Coordinating Conjunction Fragment These can be fixed by either removing the conjunction or adding more information. Remember, if you join two complete sentences with a coordinating conjunction, a comma is needed to separate the two. My plane left at 5:00 in the morning, so I had to pack the night before. However, if there are not two sentences, no comma is used. Many people believe in ghosts and that aliens have visited Earth.
Subordinate Clause Fragments Subordinate clause fragments are word groups that have a subject and a verb and begin with a subordinating conjunction such as if though since, although after, because before, while when (ITS AA BB WW). These types of fragments leave the reader wondering what comes next. Because it was raining When Im feeling angry If Im feeling blue These word groups are not sentences. Although they have a subject and a proper verb (predicate), they do not complete a thought. For this reason, they are called dependent or subordinate clauses. They cannot stand alone as sentences.
Subordinate Clause Fragment They can be fixed by adding more information. If you begin a sentence with a subordinate conjunction clause, it is considered introductory words, and a comma is needed to separate the subordinate clause from the rest of the sentence. When Im angry, I like to listen to music. If the subordinate conjunction clause starts after the main clause, no comma is used since the words are no longer introducing the main clause. I call my best friend if Im feeling blue.
Relative Clause Fragments Relative clauses are word groups that have a subject and a verb and begin with a relative pronoun: whose that which whichever, who whoever, whom whomever, what whatever (WTW WW WW WW WW). Relative pronouns are also conjunctions since they join parts of a sentence. That I have always wanted to visit. Which are green. Which I play every day. Note: See how every day is two words since the meaning is each day. Use everyday (one word) when you are describing something: everyday shoes.
Relative Clause Fragments They can also be fixed by adding more information. Remember, when you use the word that, you never use a comma. New York is a city that I have always wanted to visit. However, commas may or may not be needed with who or which clauses. If the relative clause is necessary for the meaning of the sentence, then do NOT use commas to separate the clause. If the information in the relative clause is not necessary for the meaning of the sentence, then DO use commas to separate the clause. Oranges which are green should not be eaten. (necessary – no commas) My guitar, which I play every day, was a gift from my father. (unnecessary – commas)
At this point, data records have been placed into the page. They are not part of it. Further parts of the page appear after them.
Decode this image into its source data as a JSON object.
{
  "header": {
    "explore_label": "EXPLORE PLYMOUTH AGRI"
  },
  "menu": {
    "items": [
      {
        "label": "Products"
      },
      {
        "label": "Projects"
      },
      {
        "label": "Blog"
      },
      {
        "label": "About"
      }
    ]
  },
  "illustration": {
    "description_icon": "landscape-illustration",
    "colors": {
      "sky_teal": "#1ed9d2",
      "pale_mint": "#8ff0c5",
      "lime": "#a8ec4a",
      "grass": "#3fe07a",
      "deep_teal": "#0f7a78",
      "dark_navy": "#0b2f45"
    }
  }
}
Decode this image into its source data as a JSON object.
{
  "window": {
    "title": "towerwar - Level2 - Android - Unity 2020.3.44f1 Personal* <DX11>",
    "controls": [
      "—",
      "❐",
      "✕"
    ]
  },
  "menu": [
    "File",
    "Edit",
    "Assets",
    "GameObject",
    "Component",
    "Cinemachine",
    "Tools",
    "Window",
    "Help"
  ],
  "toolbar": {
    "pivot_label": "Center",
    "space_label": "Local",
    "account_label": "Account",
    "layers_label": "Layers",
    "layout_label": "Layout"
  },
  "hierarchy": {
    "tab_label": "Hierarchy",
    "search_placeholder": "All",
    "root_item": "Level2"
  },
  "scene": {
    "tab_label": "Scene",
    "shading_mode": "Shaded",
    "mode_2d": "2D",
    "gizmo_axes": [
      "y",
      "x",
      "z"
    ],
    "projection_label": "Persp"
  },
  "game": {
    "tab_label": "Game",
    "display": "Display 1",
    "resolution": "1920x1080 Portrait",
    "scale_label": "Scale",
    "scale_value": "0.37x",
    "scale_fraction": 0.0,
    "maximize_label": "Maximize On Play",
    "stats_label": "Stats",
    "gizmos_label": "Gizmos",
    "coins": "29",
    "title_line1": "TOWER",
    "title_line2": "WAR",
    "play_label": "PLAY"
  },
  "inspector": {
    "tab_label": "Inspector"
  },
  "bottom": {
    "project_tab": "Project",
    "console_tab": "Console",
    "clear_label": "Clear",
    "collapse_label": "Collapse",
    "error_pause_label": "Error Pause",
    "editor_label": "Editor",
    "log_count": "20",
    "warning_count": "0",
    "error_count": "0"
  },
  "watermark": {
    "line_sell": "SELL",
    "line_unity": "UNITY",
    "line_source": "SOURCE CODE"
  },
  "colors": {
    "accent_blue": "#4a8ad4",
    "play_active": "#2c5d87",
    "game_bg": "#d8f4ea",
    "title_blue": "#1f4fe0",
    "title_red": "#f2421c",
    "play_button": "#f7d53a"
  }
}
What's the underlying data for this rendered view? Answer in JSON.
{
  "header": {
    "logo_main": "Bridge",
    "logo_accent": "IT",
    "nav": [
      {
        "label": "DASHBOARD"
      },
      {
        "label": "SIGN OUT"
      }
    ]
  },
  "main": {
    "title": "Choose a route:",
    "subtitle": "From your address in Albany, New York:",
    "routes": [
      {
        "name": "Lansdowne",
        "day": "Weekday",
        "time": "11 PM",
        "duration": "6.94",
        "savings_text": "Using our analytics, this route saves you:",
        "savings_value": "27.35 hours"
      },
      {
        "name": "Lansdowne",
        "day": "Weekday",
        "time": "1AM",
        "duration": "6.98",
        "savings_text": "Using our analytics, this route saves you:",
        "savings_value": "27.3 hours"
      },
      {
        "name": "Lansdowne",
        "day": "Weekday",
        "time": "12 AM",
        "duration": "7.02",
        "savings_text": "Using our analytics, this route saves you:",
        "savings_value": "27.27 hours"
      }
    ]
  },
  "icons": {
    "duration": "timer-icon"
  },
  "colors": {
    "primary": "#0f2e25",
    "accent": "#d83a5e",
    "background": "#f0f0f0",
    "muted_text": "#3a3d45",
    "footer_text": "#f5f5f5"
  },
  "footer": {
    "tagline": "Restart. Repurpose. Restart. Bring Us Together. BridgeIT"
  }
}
To Review Fragments are words groups that are less than a sentence. Fragments are missing a subject, proper verb (predicate), or a complete thought. To fix a fragment, we need to identify what is missing and complete the sentence. -ing phrases, phrases that begin with the word to, word groups that just name something are fragments that are missing a subject or verb Clauses that begin with a conjunction are fragments even though they have a subject and verb. They are not complete thoughts.